Pants around my ankles, I can’t look away. It’s staring at me, a droplet of water slithering slowly down its face. The droplet reaches the bottom, clings, swells, then splatters against the tile floor. And I’m thinking no, I mean, they can’t, can they? They can’t actually- the angles alone! But they must, because every bathroom into which I’ve slapped my slippery flip-flops as one installed. Right there, next to the toilet. Sometimes righty, sometimes lefty, but always, always there: a spray nozzle not unlike the one next to the faucet on my mother’s kitchen sink. The one I used to chisel beneath a strata of charred egg when I forgot to grease the pan. But this spraygun ain’t for mama’s pans.
Allow me to state the obvious. The gun I’m referring to is meant for your bum; the stuff that comes out when you empty your tum. This is the way the vast majority of Southeast Asians wipe. Bum gun for the heavy lifting; toilet paper to dry and polish. If not for tourists, I would venture a single roll of two-ply could last three weeks in Chiang Mai.
Allow me to state the also obvious: as a tourist, the mere idea of a bum gun sent shivers up my spine. You’ve got to be- and pardon the expression- shitting me.
The nozzle was a thing so alien, so off-putting, I avoided eye contact let alone body. But I was seven months in Southeast Asia, that’s a long time, and sometimes things happen. I might be walking away from a temple or reclining buddha, feeling rarified as you like, and on the breeze catch a whiff of mystery meat, skewered over a pile of wadded newspaper, roasting over a bit of blackened tin, and before you know it, I’ve run out of options.
Not all bathrooms provide western amenities.
Knees shaking, palms enslickened, I reach out. Slow and unsteady, I fingerprint the sprayer, only slightly! A slow-motion minimalist in a college black-and-white. The lone droplet slips from the nozzle to my knuckle and I draw back sharply, like it isn’t water but magma. Instinctively, I want to pull hand to mouth to nurse the wound, but stop halfway, repulsed.
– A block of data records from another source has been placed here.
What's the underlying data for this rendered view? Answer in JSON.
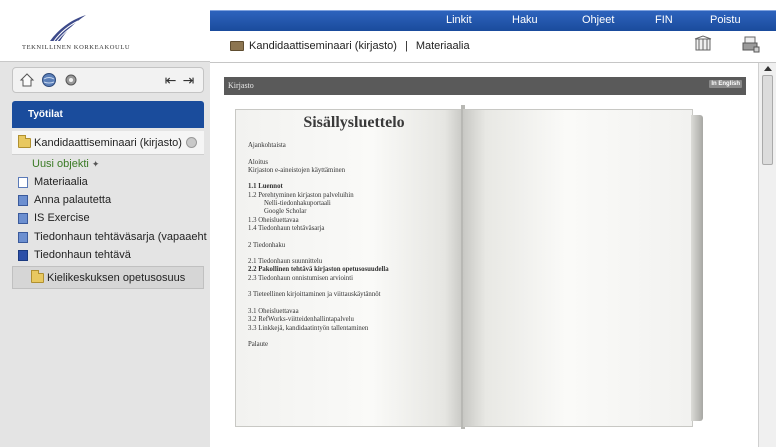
{
  "logo": {
    "text": "TEKNILLINEN KORKEAKOULU",
    "icon": "university-logo"
  },
  "topbar": {
    "links": [
      "Linkit",
      "Haku",
      "Ohjeet",
      "FIN",
      "Poistu"
    ]
  },
  "breadcrumb": {
    "course": "Kandidaattiseminaari (kirjasto)",
    "separator": "|",
    "page": "Materiaalia"
  },
  "toolbar": {
    "icons": [
      "home-icon",
      "globe-icon",
      "settings-icon"
    ],
    "back_icon": "arrow-left-icon",
    "forward_icon": "arrow-right-icon"
  },
  "sidebar": {
    "workspaces_label": "Työtilat",
    "course_title": "Kandidaattiseminaari (kirjasto)",
    "new_object_label": "Uusi objekti",
    "items": [
      {
        "label": "Materiaalia",
        "icon": "document-icon"
      },
      {
        "label": "Anna palautetta",
        "icon": "form-icon"
      },
      {
        "label": "IS Exercise",
        "icon": "exercise-icon"
      },
      {
        "label": "Tiedonhaun tehtäväsarja (vapaaeht",
        "icon": "exercise-icon"
      },
      {
        "label": "Tiedonhaun tehtävä",
        "icon": "task-icon"
      }
    ],
    "language_center_label": "Kielikeskuksen opetusosuus"
  },
  "content": {
    "header_label": "Kirjasto",
    "english_badge": "In English",
    "toc": {
      "title": "Sisällysluettelo",
      "lines": [
        {
          "text": "Ajankohtaista",
          "style": "normal"
        },
        {
          "text": "",
          "style": "blank"
        },
        {
          "text": "Aloitus",
          "style": "normal"
        },
        {
          "text": "Kirjaston e-aineistojen käyttäminen",
          "style": "normal"
        },
        {
          "text": "",
          "style": "blank"
        },
        {
          "text": "1.1 Luennot",
          "style": "bold"
        },
        {
          "text": "1.2 Perehtyminen kirjaston palveluihin",
          "style": "normal"
        },
        {
          "text": "Nelli-tiedonhakuportaali",
          "style": "indent"
        },
        {
          "text": "Google Scholar",
          "style": "indent"
        },
        {
          "text": "1.3 Oheisluettavaa",
          "style": "normal"
        },
        {
          "text": "1.4 Tiedonhaun tehtäväsarja",
          "style": "normal"
        },
        {
          "text": "",
          "style": "blank"
        },
        {
          "text": "2 Tiedonhaku",
          "style": "normal"
        },
        {
          "text": "",
          "style": "blank"
        },
        {
          "text": "2.1 Tiedonhaun suunnittelu",
          "style": "normal"
        },
        {
          "text": "2.2 Pakollinen tehtävä kirjaston opetusosuudella",
          "style": "bold"
        },
        {
          "text": "2.3 Tiedonhaun onnistumisen arviointi",
          "style": "normal"
        },
        {
          "text": "",
          "style": "blank"
        },
        {
          "text": "3 Tieteellinen kirjoittaminen ja viittauskäytännöt",
          "style": "normal"
        },
        {
          "text": "",
          "style": "blank"
        },
        {
          "text": "3.1 Oheisluettavaa",
          "style": "normal"
        },
        {
          "text": "3.2 RefWorks-viitteidenhallintapalvelu",
          "style": "normal"
        },
        {
          "text": "3.3 Linkkejä, kandidaatintyön tallentaminen",
          "style": "normal"
        },
        {
          "text": "",
          "style": "blank"
        },
        {
          "text": "Palaute",
          "style": "normal"
        }
      ]
    }
  },
  "colors": {
    "brand_blue": "#1a4b9c",
    "sidebar_bg": "#e4e4e4",
    "new_object_green": "#3a7a24"
  }
}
I retreat. Lean back to consolidate and strategize. I look at the nozzle, staring down and sizing up. I might have withered on that toilet seat if not for the shuffling of footsteps outside the stall. The mutter of voices and ricochets of strange tongues off the tile floor, prodding me into action, exposing the defensive limits of my stall door.
With the courage and ragged breathing of a South Pole expeditioner, I seize the sprayer, work the angles, and let loose an exploratory squeeze of the trigger. The temperature and pressure both startle and cause me to shudder in my seat. Nonplussed, I screw up my face, swallow sawdust, and squeeze again, this time for keeps. So tense I’m sure I’ve burst a blood vessel, the spray greets the clench and- what’s this? The world maintains its spin. The coolness of the water subsides until it becomes, I daresay, tepid. The pressure, so startling at first, makes it’s case. Businesslike yes, but attending to the job with empathy, not sadism. The helpful insurance adjuster or affable tax collector. I spray on and realize: this is downright pleasant!
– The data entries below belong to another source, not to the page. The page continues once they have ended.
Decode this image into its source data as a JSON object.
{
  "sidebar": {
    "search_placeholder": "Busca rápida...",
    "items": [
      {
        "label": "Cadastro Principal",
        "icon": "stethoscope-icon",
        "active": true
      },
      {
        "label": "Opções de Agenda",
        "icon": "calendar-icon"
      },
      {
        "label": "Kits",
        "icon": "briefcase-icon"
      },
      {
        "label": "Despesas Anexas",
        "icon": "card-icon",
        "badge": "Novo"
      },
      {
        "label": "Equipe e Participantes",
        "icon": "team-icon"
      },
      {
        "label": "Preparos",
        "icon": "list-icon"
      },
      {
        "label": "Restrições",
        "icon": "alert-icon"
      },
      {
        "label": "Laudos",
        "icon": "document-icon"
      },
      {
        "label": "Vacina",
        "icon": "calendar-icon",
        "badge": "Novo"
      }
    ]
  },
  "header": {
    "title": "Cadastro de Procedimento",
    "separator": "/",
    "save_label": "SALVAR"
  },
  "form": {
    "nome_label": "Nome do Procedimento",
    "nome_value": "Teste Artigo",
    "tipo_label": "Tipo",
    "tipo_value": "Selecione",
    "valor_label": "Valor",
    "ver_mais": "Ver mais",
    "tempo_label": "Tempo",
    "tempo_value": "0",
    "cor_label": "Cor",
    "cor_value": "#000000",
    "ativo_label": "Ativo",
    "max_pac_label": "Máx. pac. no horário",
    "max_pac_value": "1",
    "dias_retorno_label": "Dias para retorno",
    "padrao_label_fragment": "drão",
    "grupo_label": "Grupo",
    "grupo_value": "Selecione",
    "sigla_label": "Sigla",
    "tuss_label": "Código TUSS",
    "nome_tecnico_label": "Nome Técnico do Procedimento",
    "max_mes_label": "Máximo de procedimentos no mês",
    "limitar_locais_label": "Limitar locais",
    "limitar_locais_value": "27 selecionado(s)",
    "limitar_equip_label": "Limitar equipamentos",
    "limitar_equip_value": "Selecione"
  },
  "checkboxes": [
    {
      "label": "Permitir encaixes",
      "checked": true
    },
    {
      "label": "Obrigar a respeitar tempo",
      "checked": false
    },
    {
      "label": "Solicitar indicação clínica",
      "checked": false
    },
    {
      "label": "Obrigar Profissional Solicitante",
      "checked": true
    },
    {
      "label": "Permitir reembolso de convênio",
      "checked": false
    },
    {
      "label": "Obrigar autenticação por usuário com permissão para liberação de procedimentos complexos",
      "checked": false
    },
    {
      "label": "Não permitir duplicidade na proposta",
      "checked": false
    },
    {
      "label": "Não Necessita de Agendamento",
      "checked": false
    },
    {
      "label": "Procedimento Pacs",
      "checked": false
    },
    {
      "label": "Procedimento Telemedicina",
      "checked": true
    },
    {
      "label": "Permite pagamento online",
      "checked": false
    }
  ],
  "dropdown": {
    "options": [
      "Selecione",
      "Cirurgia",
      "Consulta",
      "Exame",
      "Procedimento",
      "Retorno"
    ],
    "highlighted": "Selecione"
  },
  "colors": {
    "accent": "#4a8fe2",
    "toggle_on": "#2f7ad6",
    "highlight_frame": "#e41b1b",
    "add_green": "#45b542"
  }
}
And then the case breaks wide. An example, if it please the court: You’re stood under a tree and some vacant, speckled pigeon lets loose upon your forearm, do you A.) Wipe the mess with a neatly folded facial tissue? or B.) Rinse the nastiness with water, then dry again with the same? I’ll leave it for the jury to decide.
I finish, satisfied after a job well done, and exit the Gent’s feeling like I’ve come through the other side of a spiritual experience. An ashram for my- you get the idea. And thus begins a robust and passionate love affair. I become evangelistic, a zealot, proselytizing at ponds and parks in Kuala Lumpur, over backalley noodles in Hanoi, under soppy skies in peeling Yangon. I experience bum guns of every size, boasting sprays of every shape. And when the time comes to leave this part of the world, I feel as though I’m leaving something of myself. And sitting on the throne in the West, wadding toilet tissue into golf balls (always been a crumpler), I can’t help but think of those endless, beautiful nozzles, and the lucky few who, maybe even today, will take the leap, and experience a sweet caress in their moment of need. And finally, I’m wistful for the day my own fair country will come to her senses, and reunite me once more with the love I lost.